Rarely, sleep medications might be used for a short time if your child gets very frequent night terrors.

What You Need To Know:

*Night terrors are also called sleep terrors or pavor nocturnus.
*Similar to sleepwalking and sleeptalking, night terrors are considered to be a disorder of arousal and are a partial arousal from non-REM sleep.
*Unlike a nightmare, children usually don't recall having a night terror.
*Also unlike nightmares, night terrors usually occur in the early part of the night, about 1 to 4 hours after going to sleep.
*If your child gets night terrors, make sure that baby sitters and other caregivers are aware of them and know what they should do if one occurs.
*Most children outgrow night terrors as they get older.

But in general, I am super lucky with Charlie's sleep patterns. Another adoptive mom I know is up from 11 PM to 5 AM every night. She works from home, so I guess that part is lucky for her, but still it seems like my life would end if Charlie's sleep patterns were that extreme.

Last night I had such a nice sleep I dreamt Angelina Jolie was camping in the park across the street and was teaching me how to drive a scooter (while Brad was away do-gooding somewhere). I love dreaming about Angelina because we always have such a blast together. She's a fun dream partner. (I did mention already that I'm lacking in a life, yea?)

Sleep is so important to me, I just cannot function without it and my day can be completely ruined after a bad night. Unfortunately, I suffer from sleep apnea, so that happens frequently. I'm just very thankful that Charlie is so good at night. Especially since there is no husband to share the wake up duties with and a full time job to get to every day.

Does (did) your child have night terrors and if so, did you wake them? Why or why not? What time do you put them down and when do they wake up?


Long Journey Big Dreams said...

My understanding is that if you wake a child from a night terror they can be traumatized from the experience - if you let them sleep through it then they do not recall any of it the next day. They are terrifying for parents however the child doees not have any memory of it once they wake in a natural manner.

Cathy said...

We don't wake Kiya when she does that. I sometimes go in and rub her belly but that is it. They usually pass. I think the theory of not waking them is similar to not waking a sleepwalker as it can be very traumatizing.
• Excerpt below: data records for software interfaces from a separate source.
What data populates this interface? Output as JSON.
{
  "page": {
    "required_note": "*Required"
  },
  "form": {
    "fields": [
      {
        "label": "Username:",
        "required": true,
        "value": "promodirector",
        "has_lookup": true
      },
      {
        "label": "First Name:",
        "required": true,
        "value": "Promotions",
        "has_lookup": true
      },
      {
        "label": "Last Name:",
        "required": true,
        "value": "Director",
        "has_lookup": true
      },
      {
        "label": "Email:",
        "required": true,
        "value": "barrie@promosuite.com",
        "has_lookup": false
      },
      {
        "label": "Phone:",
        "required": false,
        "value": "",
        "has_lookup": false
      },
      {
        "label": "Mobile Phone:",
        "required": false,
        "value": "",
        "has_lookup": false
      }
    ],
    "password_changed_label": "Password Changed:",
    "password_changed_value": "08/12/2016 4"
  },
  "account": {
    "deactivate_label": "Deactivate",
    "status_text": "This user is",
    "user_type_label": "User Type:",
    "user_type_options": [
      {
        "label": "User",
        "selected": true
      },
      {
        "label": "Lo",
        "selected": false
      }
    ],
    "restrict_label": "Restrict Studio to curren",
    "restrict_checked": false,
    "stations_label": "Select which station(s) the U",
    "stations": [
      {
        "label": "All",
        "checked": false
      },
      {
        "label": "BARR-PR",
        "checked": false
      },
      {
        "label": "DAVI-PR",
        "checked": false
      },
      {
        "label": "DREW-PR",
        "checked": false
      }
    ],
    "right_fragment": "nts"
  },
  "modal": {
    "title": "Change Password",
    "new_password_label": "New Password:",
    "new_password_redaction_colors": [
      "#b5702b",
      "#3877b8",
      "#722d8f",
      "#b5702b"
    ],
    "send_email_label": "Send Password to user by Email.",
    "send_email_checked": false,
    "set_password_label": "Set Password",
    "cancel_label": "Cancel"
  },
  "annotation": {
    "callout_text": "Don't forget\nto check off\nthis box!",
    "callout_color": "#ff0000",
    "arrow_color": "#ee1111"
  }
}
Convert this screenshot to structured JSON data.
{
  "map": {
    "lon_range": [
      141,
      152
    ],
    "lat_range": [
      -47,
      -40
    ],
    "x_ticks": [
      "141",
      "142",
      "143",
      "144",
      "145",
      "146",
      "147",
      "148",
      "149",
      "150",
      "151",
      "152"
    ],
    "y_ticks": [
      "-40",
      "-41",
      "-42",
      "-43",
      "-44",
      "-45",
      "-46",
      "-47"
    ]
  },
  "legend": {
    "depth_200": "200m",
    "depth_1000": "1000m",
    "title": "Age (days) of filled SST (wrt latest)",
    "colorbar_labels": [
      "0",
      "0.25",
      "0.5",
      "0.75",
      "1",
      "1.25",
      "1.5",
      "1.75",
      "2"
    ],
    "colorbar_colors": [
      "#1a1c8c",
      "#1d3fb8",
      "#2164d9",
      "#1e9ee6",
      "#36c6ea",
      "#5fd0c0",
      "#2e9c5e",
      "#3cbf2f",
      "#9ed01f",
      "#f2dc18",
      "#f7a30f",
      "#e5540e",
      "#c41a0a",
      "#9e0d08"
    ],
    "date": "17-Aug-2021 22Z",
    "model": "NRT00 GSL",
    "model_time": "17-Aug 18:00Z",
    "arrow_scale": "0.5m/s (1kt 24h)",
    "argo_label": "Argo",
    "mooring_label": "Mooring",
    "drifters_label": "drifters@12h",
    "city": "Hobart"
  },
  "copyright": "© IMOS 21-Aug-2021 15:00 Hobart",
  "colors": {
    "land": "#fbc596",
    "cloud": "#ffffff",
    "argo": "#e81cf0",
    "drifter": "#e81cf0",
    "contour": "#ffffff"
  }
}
We have Kiya in bed usually between 7 and 7:30pm and she is up at about 7am give or take 15 minutes or so. We both work so this schedule works for us. She if totally healthy will sleep straight through once down. We feel very fortunate that we have a good sleeper as well. No night feedings, etc.

She is a morning baby but so is her mama so it works for us :)
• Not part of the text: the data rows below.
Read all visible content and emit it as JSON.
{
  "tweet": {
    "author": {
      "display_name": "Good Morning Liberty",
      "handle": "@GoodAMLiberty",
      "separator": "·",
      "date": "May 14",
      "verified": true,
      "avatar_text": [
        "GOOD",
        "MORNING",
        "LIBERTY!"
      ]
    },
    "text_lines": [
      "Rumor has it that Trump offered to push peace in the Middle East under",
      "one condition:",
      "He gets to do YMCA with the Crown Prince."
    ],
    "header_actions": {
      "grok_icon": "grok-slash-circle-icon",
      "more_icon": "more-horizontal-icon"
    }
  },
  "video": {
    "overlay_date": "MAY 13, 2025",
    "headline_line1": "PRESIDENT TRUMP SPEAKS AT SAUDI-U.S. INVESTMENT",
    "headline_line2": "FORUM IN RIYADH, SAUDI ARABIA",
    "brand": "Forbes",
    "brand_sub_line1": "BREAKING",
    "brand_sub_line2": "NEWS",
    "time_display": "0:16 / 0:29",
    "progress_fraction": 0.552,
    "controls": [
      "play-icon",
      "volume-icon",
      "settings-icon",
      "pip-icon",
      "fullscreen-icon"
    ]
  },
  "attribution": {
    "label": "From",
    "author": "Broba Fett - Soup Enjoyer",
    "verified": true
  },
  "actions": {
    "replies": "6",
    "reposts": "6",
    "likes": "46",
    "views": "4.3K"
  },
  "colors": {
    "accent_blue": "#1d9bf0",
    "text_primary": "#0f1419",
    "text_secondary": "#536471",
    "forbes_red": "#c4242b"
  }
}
Lonnie said...

I'm amazed that little D sleeps so well too. We plop him down in his crib around 8:30 and he wakes up at 6:30 or 7. Occasionally he'll wake up in the night, but he usually just talks to himself for a few minutes and falls back asleep. He talks and talks in the mornings too. It's wonderful to wake up to it over the monitor:)

Shelby said...
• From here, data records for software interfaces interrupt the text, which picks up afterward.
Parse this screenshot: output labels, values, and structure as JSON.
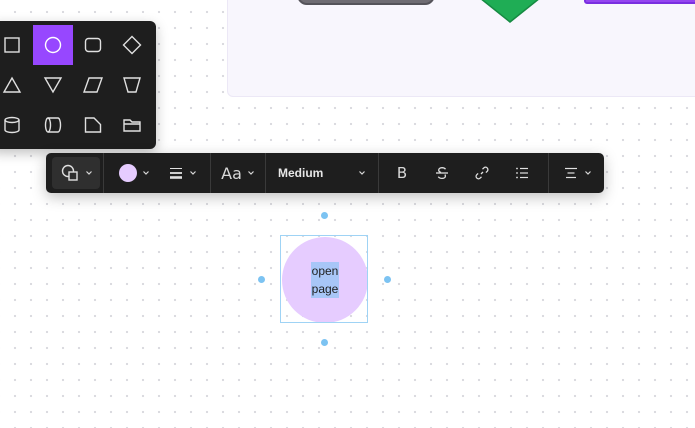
{
  "canvas": {
    "background_color": "#ffffff",
    "dot_color": "#d9d9de"
  },
  "frame": {
    "background_color": "#f8f6fd",
    "nodes": [
      {
        "name": "gray-rounded-node",
        "color": "#6f6c73"
      },
      {
        "name": "green-diamond-node",
        "color": "#1fad55"
      },
      {
        "name": "purple-rect-node",
        "color": "#9546f0"
      }
    ]
  },
  "shape_picker": {
    "selected": "ellipse",
    "accent_color": "#9747ff",
    "shapes": [
      "square",
      "ellipse",
      "rounded-rectangle",
      "diamond",
      "triangle",
      "triangle-down",
      "parallelogram",
      "trapezoid",
      "cylinder",
      "horizontal-cylinder",
      "document",
      "folder"
    ]
  },
  "toolbar": {
    "shape_button_icon": "shapes-icon",
    "fill_color": "#e6ccff",
    "stroke_icon": "stroke-weight-icon",
    "font_label": "Aa",
    "font_weight_label": "Medium",
    "bold_label": "B",
    "strikethrough_icon": "strikethrough-icon",
    "link_icon": "link-icon",
    "list_icon": "list-icon",
    "align_icon": "align-center-icon"
  },
  "shape_node": {
    "text_line_1": "open",
    "text_line_2": "page",
    "fill_color": "#e6ccff",
    "selection_color": "#9fd3f5"
  }
}
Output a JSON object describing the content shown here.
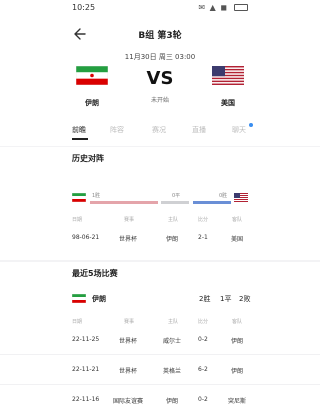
{
  "statusbar": {
    "time": "10:25",
    "icons": "✉ ▲ ◼"
  },
  "header": {
    "title": "B组 第3轮",
    "datetime": "11月30日 周三 03:00",
    "home_team": "伊朗",
    "away_team": "美国",
    "vs": "VS",
    "status": "未开始"
  },
  "tabs": [
    "前瞻",
    "阵容",
    "赛况",
    "直播",
    "聊天"
  ],
  "h2h": {
    "title": "历史对阵",
    "home_wins": "1胜",
    "draws": "0平",
    "away_wins": "0胜",
    "columns": [
      "日期",
      "赛事",
      "主队",
      "比分",
      "客队"
    ],
    "rows": [
      [
        "98-06-21",
        "世界杯",
        "伊朗",
        "2-1",
        "美国"
      ]
    ]
  },
  "recent": {
    "title": "最近5场比赛",
    "team": "伊朗",
    "wins": "2胜",
    "draws": "1平",
    "losses": "2败",
    "columns": [
      "日期",
      "赛事",
      "主队",
      "比分",
      "客队"
    ],
    "rows": [
      [
        "22-11-25",
        "世界杯",
        "威尔士",
        "0-2",
        "伊朗"
      ],
      [
        "22-11-21",
        "世界杯",
        "英格兰",
        "6-2",
        "伊朗"
      ],
      [
        "22-11-16",
        "国际友谊赛",
        "伊朗",
        "0-2",
        "突尼斯"
      ]
    ]
  },
  "colors": {
    "iran_green": "#239f40",
    "iran_red": "#da0000",
    "usa_red": "#b22234",
    "usa_blue": "#3c3b6e",
    "accent": "#3a8ef0"
  }
}
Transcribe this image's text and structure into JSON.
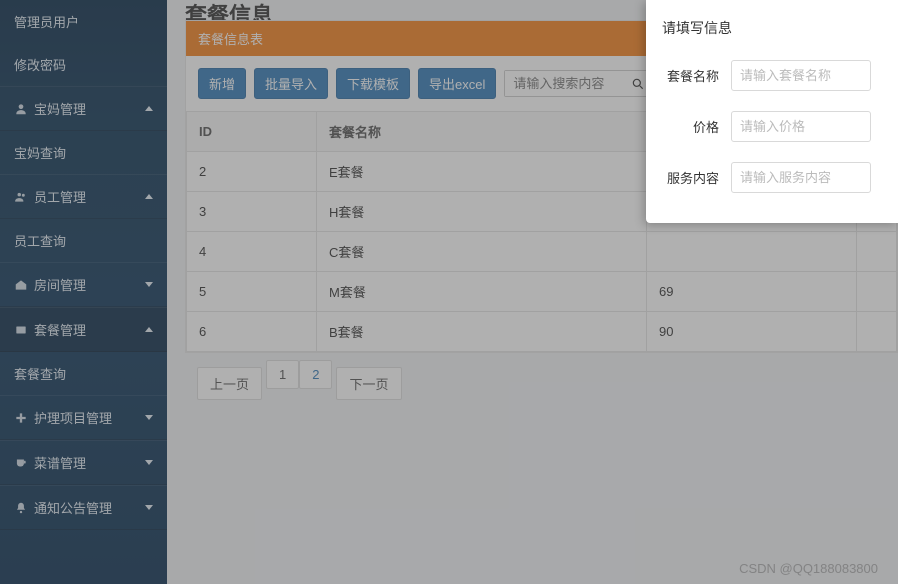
{
  "sidebar": {
    "links": [
      {
        "label": "管理员用户"
      },
      {
        "label": "修改密码"
      }
    ],
    "groups": [
      {
        "label": "宝妈管理",
        "icon": "user-icon",
        "expanded": true,
        "children": [
          {
            "label": "宝妈查询"
          }
        ]
      },
      {
        "label": "员工管理",
        "icon": "team-icon",
        "expanded": true,
        "children": [
          {
            "label": "员工查询"
          }
        ]
      },
      {
        "label": "房间管理",
        "icon": "home-icon",
        "expanded": false,
        "children": []
      },
      {
        "label": "套餐管理",
        "icon": "package-icon",
        "expanded": true,
        "children": [
          {
            "label": "套餐查询"
          }
        ]
      },
      {
        "label": "护理项目管理",
        "icon": "plus-icon",
        "expanded": false,
        "children": []
      },
      {
        "label": "菜谱管理",
        "icon": "cup-icon",
        "expanded": false,
        "children": []
      },
      {
        "label": "通知公告管理",
        "icon": "bell-icon",
        "expanded": false,
        "children": []
      }
    ]
  },
  "page": {
    "title": "套餐信息"
  },
  "panel": {
    "title": "套餐信息表"
  },
  "toolbar": {
    "add": "新增",
    "batch_import": "批量导入",
    "download_template": "下载模板",
    "export_excel": "导出excel",
    "search_placeholder": "请输入搜索内容"
  },
  "table": {
    "columns": {
      "id": "ID",
      "name": "套餐名称",
      "price": ""
    },
    "rows": [
      {
        "id": "2",
        "name": "E套餐",
        "price": ""
      },
      {
        "id": "3",
        "name": "H套餐",
        "price": ""
      },
      {
        "id": "4",
        "name": "C套餐",
        "price": ""
      },
      {
        "id": "5",
        "name": "M套餐",
        "price": "69"
      },
      {
        "id": "6",
        "name": "B套餐",
        "price": "90"
      }
    ]
  },
  "pager": {
    "prev": "上一页",
    "next": "下一页",
    "pages": [
      "1",
      "2"
    ],
    "current": "2"
  },
  "modal": {
    "title": "请填写信息",
    "fields": {
      "name": {
        "label": "套餐名称",
        "placeholder": "请输入套餐名称"
      },
      "price": {
        "label": "价格",
        "placeholder": "请输入价格"
      },
      "service": {
        "label": "服务内容",
        "placeholder": "请输入服务内容"
      }
    }
  },
  "watermark": "CSDN @QQ188083800"
}
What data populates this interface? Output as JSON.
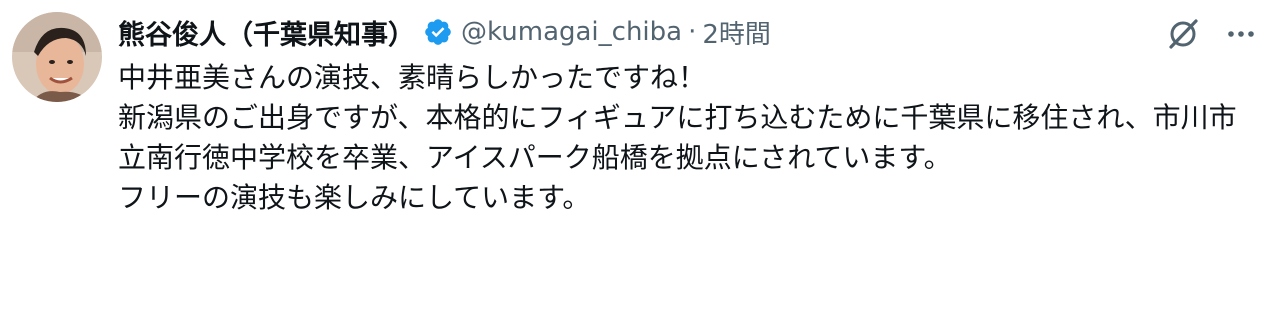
{
  "tweet": {
    "display_name": "熊谷俊人（千葉県知事）",
    "handle": "@kumagai_chiba",
    "separator": "·",
    "time": "2時間",
    "verified_color": "#1d9bf0",
    "paragraphs": [
      "中井亜美さんの演技、素晴らしかったですね！",
      "新潟県のご出身ですが、本格的にフィギュアに打ち込むために千葉県に移住され、市川市立南行徳中学校を卒業、アイスパーク船橋を拠点にされています。",
      "フリーの演技も楽しみにしています。"
    ]
  },
  "icons": {
    "avatar": "user-avatar",
    "verified": "verified-badge-icon",
    "grok": "grok-icon",
    "more": "more-options-icon"
  }
}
After I adopted my son he went through months of nightly night terrors. Absolutely horrifying. I did attempt to wake him a few times, but he was still inconsolable. Not even sure he was truly awake. I did have some luck with waking him up about five minutes before I thought the terror was going to start. Seemed to break the cycle sometimes. Hang in there, it does get better.